The drag coefficients may be determined by first noting that the equations presented here reduce to those of Berryman and Wang (1995) in the low frequency limit by merely neglecting the inertial terms. What is required to make the direct identification of the coefficients is a pair of coupled equations for the two increments of fluid content and . These quantities are related to the displacements by and .

The pertinent equations from Berryman and Wang (1995) are

.^(1).^(2) =
k^(11) & k^(12)
k^(21) & k^(22)
p_,ii^(1) p_,ii^(2) ,
where is the shear viscosity of the fluid, the *k*^{(ij)} are
permeabilities including possible cross-coupling terms. The
pressures appearing here are the actual pore pressures in the storage
and fracture porosity.
We can extract the terms we need from (finaleom), and then take
the divergence to obtain

1/(1-v^(2))^(1) & 0
0 & 1/v^(2)^(2)
b_12+b_23 & - b_23
- b_23 & b_13+b_23
(B<>U^(1) - B<>u)
(B<>U^(2) - B<>u) =
- p_,ii^(1) p_,ii^(2) .
Comparing these two sets of equations and solving for the
*b* coefficients, we find

b_12 = (1-v^(2))^(1)[(1-v^(2))^(1)k^(22) -v^(2)^(2)k^(21)] k^(11)k^(22)-k^(12)k^(21),

b_13 = v^(2)^(2)[v^(2)^(2)k^(11) -(1-v^(2))^(1)k^(12)] k^(11)k^(22)-k^(12)k^(21), and

b_23 = v^(2)(1-v^(2))^(1)^(2)k^(21)
k^(11)k^(22)-k^(12)k^(21)
= v^(2)(1-v^(2))^(1)^(2)k^(12)
k^(11)k^(22)-k^(12)k^(21).
For wave propagation, it will often be adequate to assume that the
cross-coupling vanishes, as this effect is presumably more important
for long term drainage of fluids than it is for short term
propagation of waves. When this approximation is satisfactory,
we have *b _{23}* = 0, and

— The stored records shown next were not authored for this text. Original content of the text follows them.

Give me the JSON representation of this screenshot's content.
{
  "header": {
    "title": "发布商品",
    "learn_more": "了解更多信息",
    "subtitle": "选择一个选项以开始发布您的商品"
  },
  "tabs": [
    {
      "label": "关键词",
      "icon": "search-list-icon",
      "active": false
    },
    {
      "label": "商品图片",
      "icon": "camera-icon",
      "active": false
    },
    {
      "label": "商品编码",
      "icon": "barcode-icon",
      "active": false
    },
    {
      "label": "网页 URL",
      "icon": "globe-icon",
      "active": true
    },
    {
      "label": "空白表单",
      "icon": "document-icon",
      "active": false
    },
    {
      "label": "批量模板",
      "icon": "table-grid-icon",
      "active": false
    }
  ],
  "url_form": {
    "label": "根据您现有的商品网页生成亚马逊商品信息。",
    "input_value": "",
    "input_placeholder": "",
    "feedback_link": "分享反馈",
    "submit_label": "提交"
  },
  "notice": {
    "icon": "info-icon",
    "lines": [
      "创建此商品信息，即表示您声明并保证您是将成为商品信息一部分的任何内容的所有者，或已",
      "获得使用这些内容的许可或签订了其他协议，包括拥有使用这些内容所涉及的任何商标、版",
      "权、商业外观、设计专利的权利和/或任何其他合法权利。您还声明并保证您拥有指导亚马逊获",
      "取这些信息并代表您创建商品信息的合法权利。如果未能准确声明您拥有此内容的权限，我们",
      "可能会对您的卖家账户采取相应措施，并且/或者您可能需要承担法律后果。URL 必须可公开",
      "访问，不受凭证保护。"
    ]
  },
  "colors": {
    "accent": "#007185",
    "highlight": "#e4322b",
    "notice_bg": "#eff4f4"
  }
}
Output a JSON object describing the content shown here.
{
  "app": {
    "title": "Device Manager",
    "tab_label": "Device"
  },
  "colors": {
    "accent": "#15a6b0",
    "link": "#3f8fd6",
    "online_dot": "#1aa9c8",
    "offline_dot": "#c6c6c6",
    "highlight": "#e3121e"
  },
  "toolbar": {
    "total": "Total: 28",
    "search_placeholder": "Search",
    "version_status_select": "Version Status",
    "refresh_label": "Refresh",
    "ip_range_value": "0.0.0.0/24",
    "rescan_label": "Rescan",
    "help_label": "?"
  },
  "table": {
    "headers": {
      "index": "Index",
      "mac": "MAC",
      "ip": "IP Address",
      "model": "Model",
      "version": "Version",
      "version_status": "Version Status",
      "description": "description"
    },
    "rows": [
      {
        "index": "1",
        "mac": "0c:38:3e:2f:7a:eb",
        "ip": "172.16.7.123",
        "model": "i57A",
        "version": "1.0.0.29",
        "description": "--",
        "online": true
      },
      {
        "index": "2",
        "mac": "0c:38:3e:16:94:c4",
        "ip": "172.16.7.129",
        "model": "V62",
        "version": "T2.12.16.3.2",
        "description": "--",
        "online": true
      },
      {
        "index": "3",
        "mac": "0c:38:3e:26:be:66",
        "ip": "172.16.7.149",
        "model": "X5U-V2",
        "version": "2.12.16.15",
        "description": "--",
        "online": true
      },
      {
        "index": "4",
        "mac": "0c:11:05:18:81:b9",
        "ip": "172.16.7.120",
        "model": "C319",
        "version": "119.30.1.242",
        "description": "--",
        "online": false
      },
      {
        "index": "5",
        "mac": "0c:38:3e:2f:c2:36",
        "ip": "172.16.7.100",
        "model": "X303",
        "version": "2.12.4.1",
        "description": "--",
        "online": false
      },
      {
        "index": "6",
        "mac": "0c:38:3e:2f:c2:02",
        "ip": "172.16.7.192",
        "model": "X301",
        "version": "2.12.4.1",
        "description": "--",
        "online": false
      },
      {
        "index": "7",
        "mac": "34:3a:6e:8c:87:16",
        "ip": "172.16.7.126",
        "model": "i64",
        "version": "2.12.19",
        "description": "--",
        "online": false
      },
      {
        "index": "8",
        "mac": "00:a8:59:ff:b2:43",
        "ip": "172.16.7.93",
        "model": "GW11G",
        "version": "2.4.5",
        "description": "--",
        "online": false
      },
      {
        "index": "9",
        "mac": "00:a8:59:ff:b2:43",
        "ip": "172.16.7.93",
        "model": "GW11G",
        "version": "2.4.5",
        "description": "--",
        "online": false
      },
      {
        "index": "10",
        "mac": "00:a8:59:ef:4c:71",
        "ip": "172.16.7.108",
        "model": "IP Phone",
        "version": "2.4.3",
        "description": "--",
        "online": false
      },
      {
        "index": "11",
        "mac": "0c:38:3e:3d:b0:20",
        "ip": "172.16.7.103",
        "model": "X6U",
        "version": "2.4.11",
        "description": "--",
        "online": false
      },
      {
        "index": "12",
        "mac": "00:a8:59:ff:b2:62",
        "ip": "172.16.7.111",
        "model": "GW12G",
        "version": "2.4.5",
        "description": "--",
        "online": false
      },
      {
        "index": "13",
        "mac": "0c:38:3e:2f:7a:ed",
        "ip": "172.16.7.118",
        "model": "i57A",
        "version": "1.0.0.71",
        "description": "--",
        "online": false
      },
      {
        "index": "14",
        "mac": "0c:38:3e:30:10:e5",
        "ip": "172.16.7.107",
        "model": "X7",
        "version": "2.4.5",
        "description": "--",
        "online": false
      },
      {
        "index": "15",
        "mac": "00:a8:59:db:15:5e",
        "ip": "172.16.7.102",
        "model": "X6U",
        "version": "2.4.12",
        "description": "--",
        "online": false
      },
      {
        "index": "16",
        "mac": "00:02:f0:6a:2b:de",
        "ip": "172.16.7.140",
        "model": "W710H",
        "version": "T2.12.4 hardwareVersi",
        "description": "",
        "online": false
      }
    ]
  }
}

b_12 = (1-v^(2))^2(^(1))^2k^(11) and

b_13 = (v^(2)^(2))^2k^(22), which also provides a simple interpretation of these coefficients in terms of the porosities and diagonal permeabilities.

This completes the identification of the inertial and drag coefficients introduced in the previous section.

4/20/1999